Some will note that the cost for a single line is higher than comparable offers from the other three providers, but the four-device plan is equivalent to Verizon's offer, and priced above the plans offered by T-Mobile US and Sprint. That would be consistent with AT&T’s larger strategy of protecting its postpaid, multi-line accounts and allowing “lower value” accounts to churn off.
As in most saturated markets--especially those that are essentially zero-sum markets--the providers with the largest market share have the most to lose, but the least to gain, from marketing wars including price attacks.
In any very-competitive zero-sum market, the suppliers with the largest account bases have much more to lose than gain, once marketing wars erupt, simply because there is no pool of new customers to get, and all changes essentially involve market share shifts.
The problem is easy to illustrate. When voice over Internet Protocol first began to get traction, it might have seemed logical to argue that legacy voice providers should immediately move to match features and prices offered by the VoIP attackers.
That would not have been a new suggestion. Basically, AT&T and others faced precisely the same problem when competition in long distance services erupted in the 1980s: how aggressively should market leaders move to match features and prices offered by the discounting attackers?

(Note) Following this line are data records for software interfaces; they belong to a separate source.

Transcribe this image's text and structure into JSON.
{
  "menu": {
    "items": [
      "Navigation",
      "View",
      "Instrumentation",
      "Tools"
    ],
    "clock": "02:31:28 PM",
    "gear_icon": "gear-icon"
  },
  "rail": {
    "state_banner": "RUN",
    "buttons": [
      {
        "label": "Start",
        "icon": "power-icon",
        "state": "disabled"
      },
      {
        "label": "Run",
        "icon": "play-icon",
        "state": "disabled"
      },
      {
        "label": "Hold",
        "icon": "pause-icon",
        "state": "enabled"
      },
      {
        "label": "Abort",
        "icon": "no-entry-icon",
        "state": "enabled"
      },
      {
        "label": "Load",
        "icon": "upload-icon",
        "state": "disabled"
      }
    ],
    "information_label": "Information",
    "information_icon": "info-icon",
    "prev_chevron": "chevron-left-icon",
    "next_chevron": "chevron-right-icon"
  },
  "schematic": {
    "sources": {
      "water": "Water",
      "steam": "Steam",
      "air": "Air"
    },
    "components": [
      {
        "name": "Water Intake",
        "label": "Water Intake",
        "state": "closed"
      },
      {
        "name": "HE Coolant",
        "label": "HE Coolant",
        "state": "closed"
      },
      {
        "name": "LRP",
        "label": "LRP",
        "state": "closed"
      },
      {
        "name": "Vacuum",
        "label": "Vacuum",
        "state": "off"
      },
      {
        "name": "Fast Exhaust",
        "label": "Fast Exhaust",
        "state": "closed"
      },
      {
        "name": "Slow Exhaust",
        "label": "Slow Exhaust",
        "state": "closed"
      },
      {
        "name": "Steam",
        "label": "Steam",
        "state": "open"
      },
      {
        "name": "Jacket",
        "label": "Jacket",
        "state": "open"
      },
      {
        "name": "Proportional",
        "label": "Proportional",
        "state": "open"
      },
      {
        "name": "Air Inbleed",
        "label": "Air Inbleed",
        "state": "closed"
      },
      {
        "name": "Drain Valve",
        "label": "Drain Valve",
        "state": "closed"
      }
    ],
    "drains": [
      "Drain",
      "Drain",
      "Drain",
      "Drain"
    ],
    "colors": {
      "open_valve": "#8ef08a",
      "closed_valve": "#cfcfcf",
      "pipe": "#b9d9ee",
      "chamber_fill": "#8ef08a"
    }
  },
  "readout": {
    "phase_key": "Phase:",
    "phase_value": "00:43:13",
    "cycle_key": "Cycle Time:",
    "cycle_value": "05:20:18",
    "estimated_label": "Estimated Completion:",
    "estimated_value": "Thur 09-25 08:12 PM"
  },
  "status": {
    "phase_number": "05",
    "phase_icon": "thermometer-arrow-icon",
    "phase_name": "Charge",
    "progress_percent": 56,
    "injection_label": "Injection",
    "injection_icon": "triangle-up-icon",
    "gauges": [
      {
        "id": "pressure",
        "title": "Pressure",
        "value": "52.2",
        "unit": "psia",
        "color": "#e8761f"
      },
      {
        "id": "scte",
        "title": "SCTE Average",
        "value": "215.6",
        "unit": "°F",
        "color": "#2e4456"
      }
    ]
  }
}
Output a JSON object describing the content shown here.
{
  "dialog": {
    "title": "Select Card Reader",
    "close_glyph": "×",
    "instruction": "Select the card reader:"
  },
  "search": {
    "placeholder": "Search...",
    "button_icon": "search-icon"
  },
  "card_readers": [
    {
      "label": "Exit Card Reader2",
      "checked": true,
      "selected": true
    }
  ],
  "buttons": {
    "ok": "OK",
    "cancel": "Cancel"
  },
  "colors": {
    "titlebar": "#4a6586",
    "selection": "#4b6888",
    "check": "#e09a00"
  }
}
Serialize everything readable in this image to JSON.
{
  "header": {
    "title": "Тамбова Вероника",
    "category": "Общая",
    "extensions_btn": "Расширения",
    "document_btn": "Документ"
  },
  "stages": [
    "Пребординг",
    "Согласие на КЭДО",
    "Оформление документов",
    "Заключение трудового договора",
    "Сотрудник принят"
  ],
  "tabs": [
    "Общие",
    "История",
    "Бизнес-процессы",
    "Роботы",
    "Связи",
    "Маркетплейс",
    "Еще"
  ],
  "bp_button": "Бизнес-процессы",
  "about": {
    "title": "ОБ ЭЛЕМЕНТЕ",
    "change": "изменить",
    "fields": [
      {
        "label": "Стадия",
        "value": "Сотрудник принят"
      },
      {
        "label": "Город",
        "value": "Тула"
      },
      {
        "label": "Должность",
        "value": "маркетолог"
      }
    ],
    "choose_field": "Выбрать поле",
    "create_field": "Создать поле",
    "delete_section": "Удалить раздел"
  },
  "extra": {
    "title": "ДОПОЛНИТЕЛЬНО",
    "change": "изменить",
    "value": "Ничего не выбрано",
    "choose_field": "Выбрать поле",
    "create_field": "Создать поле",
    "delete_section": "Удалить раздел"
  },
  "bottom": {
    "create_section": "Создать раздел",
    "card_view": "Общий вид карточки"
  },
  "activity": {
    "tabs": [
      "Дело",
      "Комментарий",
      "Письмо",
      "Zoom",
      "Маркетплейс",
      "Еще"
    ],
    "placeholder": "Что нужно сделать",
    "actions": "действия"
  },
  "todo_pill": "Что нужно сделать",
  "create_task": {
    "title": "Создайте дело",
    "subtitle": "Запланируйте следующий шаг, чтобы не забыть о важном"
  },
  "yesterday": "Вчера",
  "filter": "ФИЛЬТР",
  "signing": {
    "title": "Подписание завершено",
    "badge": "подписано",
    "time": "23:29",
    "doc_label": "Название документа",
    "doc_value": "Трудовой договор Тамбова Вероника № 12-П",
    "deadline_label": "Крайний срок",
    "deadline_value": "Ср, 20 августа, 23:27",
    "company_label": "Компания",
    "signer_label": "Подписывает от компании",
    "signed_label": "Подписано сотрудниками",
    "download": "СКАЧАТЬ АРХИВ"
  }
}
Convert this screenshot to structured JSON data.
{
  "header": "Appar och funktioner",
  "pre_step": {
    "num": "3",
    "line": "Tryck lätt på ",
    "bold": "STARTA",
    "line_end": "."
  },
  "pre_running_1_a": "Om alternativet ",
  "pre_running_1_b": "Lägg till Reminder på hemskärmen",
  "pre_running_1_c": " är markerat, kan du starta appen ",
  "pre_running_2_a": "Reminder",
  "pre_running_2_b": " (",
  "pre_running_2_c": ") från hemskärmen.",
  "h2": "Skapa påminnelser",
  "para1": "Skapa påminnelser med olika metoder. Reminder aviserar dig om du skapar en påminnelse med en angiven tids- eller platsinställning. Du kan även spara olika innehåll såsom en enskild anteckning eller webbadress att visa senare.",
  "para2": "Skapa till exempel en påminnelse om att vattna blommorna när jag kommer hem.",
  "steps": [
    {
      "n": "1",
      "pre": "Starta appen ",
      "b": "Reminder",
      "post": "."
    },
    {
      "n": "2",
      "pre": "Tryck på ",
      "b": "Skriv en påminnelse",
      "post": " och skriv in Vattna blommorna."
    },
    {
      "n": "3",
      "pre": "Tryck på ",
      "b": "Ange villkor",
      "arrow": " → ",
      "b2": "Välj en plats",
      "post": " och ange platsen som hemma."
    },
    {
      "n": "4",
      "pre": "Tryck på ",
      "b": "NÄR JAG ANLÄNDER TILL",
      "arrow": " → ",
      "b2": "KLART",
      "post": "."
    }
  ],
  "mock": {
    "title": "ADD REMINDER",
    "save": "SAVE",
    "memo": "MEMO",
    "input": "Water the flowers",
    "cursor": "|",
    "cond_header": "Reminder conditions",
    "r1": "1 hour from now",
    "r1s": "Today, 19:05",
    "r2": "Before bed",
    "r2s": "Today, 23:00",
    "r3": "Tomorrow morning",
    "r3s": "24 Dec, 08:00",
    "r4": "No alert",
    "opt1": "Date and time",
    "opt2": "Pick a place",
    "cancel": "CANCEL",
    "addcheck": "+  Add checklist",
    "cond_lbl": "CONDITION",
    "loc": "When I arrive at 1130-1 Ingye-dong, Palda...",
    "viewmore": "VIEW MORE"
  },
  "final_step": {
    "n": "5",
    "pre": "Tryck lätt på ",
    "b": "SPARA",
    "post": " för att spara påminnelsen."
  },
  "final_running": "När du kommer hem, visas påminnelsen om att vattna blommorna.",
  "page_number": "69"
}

AT&T and others essentially chose a strategy of harvesting profits as long as possible, matching rival offers to the extent necessary to slow the rate of customer and revenue decline, but not enough to match those offers head to head.
In the case of VoIP, most legacy voice providers essentially chose not to match the VoIP offers head to head, but to maintain prices on the legacy products and accept market share loss over time.
In other words, the strategy is to preserve prices and profit margin at the expense of market share, with a clear understanding that, over time, the legacy product market will reform, at lower overall prices and lower margins. In the meantime, total return is better when a slow decline (without slashing prices and profits) is the business objective, not an effort to maintain share.
There are other obvious implications to be gleaned from the present mobile marketing wars. In effect, T-Mobile US and Sprint now have embraced strategies of permanently lower levels of revenue and lower prices, with more value. It is long distance and VoIP all over again, in the mobile services segment.
The market for mobile access is reforming, and the “best” strategy for Verizon and AT&T is to maintain the slowest possible rate of market share decline, with the lowest-possible price declines, for as long as possible, while replacement revenue streams are built.
Neither Verizon nor AT&T want to be the price leaders. They will respond, in a general sense, to price and value attacks, without attempting to do “anything” necessary to maintain market share. The objective will be to achieve a modest decline rate, for as long as possible.
After all, the attacks will increase, in the future, as Comcast and Charter enter the market, even as AT&T and Verizon fend off current attacks from T-Mobile US and Sprint.
This is a market positioning problem we have seen before, with rather consistent fundamental strategies on the part of market leaders and attackers.